Augsburg suffered the conquest by the Swedes under Gustav II Adolf (1632) during the Thirty Years’ War (1618-1648). The statue of Stoinerner Mo and the Schwedenstiege still remind of this dramatic event for the city.

Historical significance of Augsburg

Augsburg’s historical significance must be emphasized as an absolute specialty. Especially in the early modern period, political and religious decisions were made on a large scale in the city on the Lech. The city belonged to the representatives of the Protestant minority at the Reichstag in Speyer (1529). However, she did not take part in the famous protest, but demanded the unhindered expansion of the Lutheran denomination, the Confessio Augustana. This was formulated by Philipp Melanchthon at the Diet of Augsburg in 1530. That Confessio was nothing less than the creed and founding document of the Lutheran Church.

Another important event was the so-called Augsburg Synod of Martyrs in 1527: It was an international gathering of delegates from the Anabaptist faith. Its name hinted at the tragic fact that most of those attending the synod later died as martyrs. The next important political decision was ordered by Emperor Charles V in 1548: the so-called Augsburger Interim was an imperial law that was intended to regulate the ecclesiastical and religious situation in the empire for a transitional period until a general council would finally determine the situation. The interim had to be withdrawn again in 1552. Before that, it had led to fierce opposition on both sides of the denominational spectrum.

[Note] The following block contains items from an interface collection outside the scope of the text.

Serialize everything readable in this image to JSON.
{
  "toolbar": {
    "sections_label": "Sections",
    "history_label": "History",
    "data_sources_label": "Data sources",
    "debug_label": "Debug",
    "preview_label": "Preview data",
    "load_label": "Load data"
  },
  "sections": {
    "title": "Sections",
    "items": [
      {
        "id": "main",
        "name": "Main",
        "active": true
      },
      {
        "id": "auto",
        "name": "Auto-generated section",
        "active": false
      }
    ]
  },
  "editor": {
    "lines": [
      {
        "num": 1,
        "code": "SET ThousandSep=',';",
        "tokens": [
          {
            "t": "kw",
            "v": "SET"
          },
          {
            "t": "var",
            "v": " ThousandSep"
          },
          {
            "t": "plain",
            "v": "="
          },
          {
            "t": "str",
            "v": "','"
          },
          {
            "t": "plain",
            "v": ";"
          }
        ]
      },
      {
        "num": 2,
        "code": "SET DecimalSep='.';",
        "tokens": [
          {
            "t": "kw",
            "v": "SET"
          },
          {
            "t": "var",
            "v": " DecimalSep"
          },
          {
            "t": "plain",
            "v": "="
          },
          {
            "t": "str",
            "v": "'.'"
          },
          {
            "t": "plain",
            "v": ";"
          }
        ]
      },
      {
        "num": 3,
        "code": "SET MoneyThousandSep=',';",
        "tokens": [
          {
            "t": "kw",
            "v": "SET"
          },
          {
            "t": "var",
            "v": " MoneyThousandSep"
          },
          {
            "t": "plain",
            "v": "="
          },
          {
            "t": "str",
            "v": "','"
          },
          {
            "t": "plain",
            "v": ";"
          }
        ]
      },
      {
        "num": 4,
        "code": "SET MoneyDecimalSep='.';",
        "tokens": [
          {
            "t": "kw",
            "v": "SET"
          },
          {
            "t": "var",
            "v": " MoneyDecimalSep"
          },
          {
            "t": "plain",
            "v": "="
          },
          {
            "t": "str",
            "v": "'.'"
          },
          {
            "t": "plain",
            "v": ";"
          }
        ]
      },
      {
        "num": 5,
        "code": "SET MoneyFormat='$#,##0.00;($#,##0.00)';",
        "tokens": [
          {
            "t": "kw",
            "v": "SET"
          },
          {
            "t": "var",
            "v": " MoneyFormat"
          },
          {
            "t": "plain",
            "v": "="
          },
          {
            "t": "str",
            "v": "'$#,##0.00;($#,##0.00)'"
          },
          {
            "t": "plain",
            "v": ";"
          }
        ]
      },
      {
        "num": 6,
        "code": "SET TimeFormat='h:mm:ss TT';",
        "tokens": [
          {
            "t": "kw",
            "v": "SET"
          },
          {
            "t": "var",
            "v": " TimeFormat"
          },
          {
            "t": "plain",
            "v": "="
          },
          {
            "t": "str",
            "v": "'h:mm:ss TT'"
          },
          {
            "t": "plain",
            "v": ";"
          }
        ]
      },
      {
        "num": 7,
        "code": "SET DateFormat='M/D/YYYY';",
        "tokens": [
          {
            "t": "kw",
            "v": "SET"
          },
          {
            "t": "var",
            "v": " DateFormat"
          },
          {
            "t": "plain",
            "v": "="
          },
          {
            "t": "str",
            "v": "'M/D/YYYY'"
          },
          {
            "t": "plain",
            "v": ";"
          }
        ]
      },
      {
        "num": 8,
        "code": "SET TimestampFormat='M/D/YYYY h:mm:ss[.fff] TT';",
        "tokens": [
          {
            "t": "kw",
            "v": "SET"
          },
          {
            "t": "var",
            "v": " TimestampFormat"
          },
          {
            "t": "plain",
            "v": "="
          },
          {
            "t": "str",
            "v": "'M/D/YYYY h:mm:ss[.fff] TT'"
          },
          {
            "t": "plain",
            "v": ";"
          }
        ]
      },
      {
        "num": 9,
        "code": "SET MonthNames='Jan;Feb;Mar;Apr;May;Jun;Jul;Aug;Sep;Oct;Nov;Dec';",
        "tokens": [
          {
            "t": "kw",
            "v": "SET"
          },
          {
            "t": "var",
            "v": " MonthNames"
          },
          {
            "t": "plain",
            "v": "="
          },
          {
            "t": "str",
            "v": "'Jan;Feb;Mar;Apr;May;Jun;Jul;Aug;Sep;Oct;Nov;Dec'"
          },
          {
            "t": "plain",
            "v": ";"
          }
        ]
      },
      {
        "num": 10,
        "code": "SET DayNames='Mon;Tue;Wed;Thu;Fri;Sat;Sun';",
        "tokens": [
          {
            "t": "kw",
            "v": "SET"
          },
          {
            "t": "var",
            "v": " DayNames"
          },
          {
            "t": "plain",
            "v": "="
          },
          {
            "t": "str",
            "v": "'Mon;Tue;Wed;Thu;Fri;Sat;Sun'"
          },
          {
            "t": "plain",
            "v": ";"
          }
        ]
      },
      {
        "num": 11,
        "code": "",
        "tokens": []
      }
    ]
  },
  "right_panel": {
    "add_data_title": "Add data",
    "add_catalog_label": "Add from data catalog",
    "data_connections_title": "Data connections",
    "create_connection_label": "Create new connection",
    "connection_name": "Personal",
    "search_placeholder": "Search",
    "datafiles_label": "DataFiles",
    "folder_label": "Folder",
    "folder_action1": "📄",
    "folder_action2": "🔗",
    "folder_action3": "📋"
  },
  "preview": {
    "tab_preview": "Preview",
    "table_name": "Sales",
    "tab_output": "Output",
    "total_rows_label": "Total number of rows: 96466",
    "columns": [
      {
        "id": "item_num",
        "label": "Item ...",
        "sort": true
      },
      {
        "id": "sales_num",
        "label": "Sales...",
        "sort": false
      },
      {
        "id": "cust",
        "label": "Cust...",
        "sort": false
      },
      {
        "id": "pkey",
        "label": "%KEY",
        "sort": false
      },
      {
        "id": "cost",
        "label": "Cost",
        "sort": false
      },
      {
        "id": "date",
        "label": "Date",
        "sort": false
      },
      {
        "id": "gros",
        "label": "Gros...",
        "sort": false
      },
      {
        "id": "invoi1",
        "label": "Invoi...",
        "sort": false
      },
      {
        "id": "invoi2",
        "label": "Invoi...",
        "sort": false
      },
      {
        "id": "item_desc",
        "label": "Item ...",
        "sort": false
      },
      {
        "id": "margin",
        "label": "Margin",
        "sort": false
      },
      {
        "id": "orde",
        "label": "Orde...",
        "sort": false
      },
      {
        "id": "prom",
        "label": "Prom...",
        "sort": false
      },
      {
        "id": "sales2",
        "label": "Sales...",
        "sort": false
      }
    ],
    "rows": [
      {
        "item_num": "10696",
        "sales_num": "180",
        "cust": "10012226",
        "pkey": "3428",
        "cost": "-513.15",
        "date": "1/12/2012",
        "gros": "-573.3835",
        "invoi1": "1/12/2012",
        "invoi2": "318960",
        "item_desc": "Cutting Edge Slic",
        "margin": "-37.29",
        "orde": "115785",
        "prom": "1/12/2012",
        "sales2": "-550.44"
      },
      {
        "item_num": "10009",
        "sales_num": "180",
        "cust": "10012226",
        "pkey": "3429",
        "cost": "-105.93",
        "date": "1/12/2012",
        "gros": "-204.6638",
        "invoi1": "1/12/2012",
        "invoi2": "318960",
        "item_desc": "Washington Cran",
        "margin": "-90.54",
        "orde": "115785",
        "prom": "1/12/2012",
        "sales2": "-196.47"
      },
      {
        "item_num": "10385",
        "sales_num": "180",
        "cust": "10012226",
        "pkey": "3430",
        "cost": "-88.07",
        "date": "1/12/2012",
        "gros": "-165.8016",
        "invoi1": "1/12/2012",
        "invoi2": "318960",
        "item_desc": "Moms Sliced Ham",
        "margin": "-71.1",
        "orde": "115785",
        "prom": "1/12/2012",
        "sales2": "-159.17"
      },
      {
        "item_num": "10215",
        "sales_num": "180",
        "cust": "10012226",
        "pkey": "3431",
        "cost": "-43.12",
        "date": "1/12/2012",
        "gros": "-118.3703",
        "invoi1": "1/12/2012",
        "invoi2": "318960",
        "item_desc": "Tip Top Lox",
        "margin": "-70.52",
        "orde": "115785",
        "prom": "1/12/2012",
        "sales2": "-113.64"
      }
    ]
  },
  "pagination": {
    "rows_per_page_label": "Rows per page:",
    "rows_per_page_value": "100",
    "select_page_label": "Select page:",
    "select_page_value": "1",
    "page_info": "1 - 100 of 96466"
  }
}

The undisputed most important event in the history of the city so far was the establishment of the Augsburg Religious Peace, named after it, which was signed in 1555 at the Reichstag in Augsburg. Ferdinand I concluded this peace with the imperial estates – with the power of attorney from his brother Emperor Charles V. The most important provisions of the text of the treaty included: legal acceptance of Lutheran Protestants, the princes’ right to choose their own religion, the princes’ right of conversion (“Ius reformandi”), the subjects’ right to emigrate (“Ius emigrandi”) and the establishment of the ecclesiastical property for the year 1552. The Augsburg Religious Peace was an important stage victory for the princes over the central imperial power and the idea of ​​a universal Christian empire.

Comments are closed.